CW: Do you have your own team that does all the inspecting and fixing?

JK: We do.  We put them through our own certification program that we created in-house.

JK: Of course if we find something that requires extra time, we provide the customer with a quote and come back another time to fix it.  Either way, we get it taken care of.

CW: So basically it’s like a quarterly check-up for your house?

JK: Exactly.  Truthfully the biggest thing we’re always looking to protect the house from is water. Water gets everywhere – behind baseboards, it seeps into the walls, gets under floor boards…..

CW: And you have other programs that you offer as well?

JK: Yes we also have a Semi-Annual Program where we do a Spring/Summer check and a Fall/Winter check , and a Condo Living Program which operates on a semi-annual basis as well.

home maintenance, interior design, proactive home maintenance

Who Benefits?

CW: So obviously this model doesn’t suit everyone.  There are a lot of DIYers out there who actually enjoy doing a lot of this stuff themselves.  So who is your business ideal for?  What type of person would benefit from this service?

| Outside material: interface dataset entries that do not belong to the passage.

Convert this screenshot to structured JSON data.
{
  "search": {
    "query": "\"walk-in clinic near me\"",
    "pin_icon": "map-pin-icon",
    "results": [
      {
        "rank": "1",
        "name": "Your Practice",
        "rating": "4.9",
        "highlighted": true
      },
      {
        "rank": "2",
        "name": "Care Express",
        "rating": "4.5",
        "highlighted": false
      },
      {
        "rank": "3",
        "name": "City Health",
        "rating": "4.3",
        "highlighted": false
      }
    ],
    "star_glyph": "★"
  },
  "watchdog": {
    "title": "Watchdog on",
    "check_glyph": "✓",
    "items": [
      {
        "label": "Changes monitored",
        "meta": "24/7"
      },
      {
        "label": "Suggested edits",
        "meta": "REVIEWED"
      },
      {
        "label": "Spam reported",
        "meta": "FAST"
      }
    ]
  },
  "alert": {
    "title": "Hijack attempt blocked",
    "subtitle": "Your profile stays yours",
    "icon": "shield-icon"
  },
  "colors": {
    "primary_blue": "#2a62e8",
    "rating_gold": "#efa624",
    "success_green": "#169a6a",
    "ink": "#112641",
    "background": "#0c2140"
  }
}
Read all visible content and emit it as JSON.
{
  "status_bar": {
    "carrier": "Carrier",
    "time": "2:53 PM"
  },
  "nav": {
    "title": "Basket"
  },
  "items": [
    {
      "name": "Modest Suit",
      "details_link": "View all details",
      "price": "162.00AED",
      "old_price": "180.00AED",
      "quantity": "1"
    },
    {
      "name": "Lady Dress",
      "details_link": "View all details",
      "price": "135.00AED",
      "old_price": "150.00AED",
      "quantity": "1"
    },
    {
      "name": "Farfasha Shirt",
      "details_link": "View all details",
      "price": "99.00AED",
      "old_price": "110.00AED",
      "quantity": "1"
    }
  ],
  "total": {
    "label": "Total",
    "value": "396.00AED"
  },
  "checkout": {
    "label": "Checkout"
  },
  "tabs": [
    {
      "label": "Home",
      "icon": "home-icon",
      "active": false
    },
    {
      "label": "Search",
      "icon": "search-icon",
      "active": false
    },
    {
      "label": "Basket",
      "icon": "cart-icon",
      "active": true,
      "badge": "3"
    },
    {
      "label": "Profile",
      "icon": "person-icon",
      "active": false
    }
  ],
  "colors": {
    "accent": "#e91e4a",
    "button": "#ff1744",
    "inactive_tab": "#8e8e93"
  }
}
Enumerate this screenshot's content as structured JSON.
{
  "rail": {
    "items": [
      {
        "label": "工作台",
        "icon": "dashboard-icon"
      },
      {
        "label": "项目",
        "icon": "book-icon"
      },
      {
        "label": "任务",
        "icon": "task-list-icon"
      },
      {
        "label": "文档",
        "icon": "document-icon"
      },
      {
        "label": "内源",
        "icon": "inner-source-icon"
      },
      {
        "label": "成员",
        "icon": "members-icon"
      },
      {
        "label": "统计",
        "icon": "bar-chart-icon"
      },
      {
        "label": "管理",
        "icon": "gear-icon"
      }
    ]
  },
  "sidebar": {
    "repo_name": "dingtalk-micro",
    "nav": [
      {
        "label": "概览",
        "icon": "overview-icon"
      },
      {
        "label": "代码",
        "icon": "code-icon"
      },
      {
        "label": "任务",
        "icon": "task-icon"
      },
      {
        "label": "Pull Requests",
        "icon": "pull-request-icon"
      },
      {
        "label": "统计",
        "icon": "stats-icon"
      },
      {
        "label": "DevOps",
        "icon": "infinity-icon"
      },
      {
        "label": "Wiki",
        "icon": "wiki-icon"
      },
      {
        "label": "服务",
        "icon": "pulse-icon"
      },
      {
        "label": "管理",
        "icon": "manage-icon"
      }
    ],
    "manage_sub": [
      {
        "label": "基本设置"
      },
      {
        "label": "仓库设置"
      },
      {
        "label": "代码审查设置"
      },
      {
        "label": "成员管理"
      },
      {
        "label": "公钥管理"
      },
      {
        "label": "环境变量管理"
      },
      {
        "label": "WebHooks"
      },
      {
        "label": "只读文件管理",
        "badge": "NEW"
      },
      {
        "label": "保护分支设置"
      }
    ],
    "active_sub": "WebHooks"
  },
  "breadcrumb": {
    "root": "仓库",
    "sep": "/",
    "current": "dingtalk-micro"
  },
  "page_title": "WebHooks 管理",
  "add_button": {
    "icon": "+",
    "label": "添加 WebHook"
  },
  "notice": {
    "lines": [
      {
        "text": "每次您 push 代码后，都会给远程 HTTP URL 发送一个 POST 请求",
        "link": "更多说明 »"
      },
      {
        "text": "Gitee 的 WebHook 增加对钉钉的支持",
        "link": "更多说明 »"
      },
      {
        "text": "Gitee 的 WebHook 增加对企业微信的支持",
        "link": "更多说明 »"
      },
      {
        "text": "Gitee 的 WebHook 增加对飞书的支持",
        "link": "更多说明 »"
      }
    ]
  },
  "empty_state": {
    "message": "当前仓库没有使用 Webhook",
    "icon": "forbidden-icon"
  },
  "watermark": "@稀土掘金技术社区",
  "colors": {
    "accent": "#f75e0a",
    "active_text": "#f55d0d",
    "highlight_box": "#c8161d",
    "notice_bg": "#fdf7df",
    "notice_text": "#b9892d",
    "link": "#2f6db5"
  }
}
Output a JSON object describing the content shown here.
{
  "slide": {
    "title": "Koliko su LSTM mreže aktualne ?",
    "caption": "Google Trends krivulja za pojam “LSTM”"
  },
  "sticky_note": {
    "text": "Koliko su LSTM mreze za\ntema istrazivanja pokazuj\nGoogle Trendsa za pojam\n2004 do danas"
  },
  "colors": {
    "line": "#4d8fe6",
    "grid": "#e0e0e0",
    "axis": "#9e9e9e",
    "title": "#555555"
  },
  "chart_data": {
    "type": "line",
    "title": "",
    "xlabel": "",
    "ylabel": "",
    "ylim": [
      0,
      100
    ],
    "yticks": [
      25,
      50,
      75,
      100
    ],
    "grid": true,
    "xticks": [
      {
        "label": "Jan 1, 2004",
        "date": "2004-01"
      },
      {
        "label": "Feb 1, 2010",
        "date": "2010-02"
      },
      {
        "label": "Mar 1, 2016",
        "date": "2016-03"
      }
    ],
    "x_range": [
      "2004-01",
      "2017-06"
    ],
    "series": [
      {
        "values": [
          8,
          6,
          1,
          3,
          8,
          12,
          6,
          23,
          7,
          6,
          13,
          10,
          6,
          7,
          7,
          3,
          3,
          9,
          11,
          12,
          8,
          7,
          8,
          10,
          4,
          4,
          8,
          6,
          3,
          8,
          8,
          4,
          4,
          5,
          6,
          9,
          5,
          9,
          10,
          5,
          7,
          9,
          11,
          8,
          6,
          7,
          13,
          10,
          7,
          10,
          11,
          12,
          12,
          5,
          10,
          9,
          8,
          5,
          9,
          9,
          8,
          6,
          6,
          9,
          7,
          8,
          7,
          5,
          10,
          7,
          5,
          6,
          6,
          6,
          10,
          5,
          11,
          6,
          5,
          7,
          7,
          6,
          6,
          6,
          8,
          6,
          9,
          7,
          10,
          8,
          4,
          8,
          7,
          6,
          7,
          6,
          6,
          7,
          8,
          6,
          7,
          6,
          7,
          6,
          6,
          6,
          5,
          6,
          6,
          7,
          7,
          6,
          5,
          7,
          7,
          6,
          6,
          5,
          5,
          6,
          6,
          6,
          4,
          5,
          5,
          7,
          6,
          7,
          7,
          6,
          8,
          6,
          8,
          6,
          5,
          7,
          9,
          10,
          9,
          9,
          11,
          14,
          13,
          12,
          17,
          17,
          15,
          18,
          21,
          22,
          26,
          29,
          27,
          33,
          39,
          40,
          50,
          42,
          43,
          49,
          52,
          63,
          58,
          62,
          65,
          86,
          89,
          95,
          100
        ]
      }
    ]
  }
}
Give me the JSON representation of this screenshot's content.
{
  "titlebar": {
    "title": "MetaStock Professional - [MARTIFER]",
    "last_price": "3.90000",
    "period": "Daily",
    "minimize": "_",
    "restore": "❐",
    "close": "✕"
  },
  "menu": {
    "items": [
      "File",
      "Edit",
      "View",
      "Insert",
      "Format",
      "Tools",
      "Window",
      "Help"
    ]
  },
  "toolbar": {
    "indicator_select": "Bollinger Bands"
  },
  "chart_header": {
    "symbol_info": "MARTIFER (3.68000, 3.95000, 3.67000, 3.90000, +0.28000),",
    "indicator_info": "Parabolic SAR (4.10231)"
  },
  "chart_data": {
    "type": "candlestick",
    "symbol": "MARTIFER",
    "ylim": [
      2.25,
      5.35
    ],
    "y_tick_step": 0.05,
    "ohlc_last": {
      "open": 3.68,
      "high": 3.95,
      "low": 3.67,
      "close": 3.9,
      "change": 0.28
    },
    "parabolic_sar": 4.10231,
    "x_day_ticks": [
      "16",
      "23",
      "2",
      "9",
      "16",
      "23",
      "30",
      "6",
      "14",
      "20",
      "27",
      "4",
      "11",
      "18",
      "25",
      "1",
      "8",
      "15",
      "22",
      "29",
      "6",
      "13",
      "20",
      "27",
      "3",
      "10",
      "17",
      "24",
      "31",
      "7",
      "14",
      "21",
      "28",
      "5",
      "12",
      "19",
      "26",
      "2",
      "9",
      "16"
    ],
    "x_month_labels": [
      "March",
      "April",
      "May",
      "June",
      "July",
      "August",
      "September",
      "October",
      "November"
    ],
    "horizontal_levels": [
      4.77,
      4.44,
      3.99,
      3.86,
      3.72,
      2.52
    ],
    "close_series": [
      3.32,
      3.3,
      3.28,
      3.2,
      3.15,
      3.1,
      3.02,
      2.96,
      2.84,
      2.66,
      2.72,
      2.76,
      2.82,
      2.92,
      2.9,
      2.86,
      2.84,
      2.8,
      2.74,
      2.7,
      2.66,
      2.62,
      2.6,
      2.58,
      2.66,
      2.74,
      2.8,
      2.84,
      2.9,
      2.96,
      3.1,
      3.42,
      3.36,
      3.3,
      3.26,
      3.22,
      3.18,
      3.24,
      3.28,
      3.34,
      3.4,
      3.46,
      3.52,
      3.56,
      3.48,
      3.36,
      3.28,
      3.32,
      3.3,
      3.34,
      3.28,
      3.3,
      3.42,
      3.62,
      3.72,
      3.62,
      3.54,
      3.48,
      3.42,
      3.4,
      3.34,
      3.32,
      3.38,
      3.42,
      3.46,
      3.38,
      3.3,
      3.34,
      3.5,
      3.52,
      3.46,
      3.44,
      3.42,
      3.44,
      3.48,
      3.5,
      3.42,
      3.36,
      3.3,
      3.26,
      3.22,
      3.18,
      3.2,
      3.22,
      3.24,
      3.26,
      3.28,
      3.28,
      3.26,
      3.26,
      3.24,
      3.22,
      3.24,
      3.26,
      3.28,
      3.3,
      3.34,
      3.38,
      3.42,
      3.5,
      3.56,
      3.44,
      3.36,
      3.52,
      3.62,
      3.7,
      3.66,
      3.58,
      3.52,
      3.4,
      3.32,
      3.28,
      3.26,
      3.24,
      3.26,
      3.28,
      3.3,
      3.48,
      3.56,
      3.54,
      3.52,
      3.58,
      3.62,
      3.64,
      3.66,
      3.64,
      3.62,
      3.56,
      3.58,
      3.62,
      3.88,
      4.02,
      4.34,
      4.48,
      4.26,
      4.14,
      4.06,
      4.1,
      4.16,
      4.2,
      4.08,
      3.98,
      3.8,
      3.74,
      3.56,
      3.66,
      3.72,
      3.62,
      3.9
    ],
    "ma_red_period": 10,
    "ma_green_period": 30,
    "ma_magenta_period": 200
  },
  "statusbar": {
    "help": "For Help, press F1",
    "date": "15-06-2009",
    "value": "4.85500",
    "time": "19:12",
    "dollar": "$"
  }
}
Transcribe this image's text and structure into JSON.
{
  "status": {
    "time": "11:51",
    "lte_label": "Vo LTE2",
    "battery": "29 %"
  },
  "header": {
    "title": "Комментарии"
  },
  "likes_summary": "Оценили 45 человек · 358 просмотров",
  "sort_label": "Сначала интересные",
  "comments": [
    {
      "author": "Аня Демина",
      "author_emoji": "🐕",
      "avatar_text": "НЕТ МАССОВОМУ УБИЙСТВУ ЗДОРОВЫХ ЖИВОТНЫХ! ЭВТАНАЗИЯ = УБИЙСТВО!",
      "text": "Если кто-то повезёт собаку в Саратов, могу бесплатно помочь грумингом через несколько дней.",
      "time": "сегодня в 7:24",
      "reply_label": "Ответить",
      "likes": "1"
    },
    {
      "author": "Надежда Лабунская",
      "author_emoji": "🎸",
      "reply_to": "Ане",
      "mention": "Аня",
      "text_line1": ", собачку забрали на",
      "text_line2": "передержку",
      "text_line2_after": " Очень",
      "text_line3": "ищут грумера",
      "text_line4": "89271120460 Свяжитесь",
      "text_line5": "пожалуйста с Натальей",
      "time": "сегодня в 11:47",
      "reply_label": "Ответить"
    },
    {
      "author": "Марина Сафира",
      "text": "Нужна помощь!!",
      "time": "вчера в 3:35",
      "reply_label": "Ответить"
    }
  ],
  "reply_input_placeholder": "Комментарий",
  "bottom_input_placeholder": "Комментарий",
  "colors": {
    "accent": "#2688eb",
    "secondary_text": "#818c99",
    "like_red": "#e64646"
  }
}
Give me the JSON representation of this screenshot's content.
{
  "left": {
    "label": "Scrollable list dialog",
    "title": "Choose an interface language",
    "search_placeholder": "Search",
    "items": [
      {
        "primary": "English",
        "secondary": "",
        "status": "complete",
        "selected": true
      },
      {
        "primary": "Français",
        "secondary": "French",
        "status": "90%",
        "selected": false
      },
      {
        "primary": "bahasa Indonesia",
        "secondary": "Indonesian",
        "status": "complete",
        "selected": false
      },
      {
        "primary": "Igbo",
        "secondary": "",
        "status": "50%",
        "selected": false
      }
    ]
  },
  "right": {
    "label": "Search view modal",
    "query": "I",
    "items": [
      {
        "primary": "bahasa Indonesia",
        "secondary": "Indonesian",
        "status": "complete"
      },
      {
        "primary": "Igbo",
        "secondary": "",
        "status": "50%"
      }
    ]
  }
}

JK: The ones that benefit are those who understand the value of preventative maintenance.  Those who say I want you to provide me with the peace of mind so I can go out and do the things I want to do and spend time with my family.  Our demographic is typically 45-55 year old professionals.

JK: We unfortunately had a couple of clients pass away this year.  The kids came to me after and said ‘Thank you for allowing mom and dad to stay in their home.  Thank you for taking care of everything for them.’

CW: That IS a great advantage of the service.  So many of my clients are designing their homes to age in place.

Tips and Tricks

CW: What is the biggest mistake you see people making with their homes?

JK: We hear them say things like ‘I have a new home and I don’t have to do anything to maintain it’ or ‘I have just had a reno done therefore I don’t have to do anything to maintain it.’  You should maintain your investment.  It goes back to the analogy of the car – you wouldn’t buy a brand new car and not expect to change the oil because it’s new would you?

CW: What are some maintenance tips you would offer for this time of year?

JK: The single biggest issue we see this time of year is ice damming.  That’s the icicles that hang from your roof in the winter.  When the snow is melting off the roof it pools behind the ice, then seeps back up under the shingles.  Eventually it drips through the roof into the soffits, walls, and worst of all, onto your ceilings.   Once it gets into the sheathing it starts to rot.

JK: This happens for two reasons: poor insulation and poor circulation.  Your air temp in the attic should be the same as outside.  Lack of proper air circulation sends heat up from the basement.  Having air vents in the attic minimizes some of these problems.

JK: The other issue we see is with sump pumps.  With a sump pump you want the water water to be discharged at least  3’ from the house.  So what most people do is a big long hose to the backyard so it’s as far from the house as possible so you don’t get water pooling.  But if you don’t disconnect your long hose in the winter, they freeze up and can cause the sump pump to back up and flood the basement.  Insurers are actually cutting back on monies paid for floods in basement because they’re paying so much money over this stuff that could have been prevented.  So people are flooding their basements and this isn’t being covered.

CW: That is why you should always update your insurance policy during and after your renovation.

CW: This is all great information Jim.  Anything else you want people to know about your services?

JK: We’re currently accepting new clients!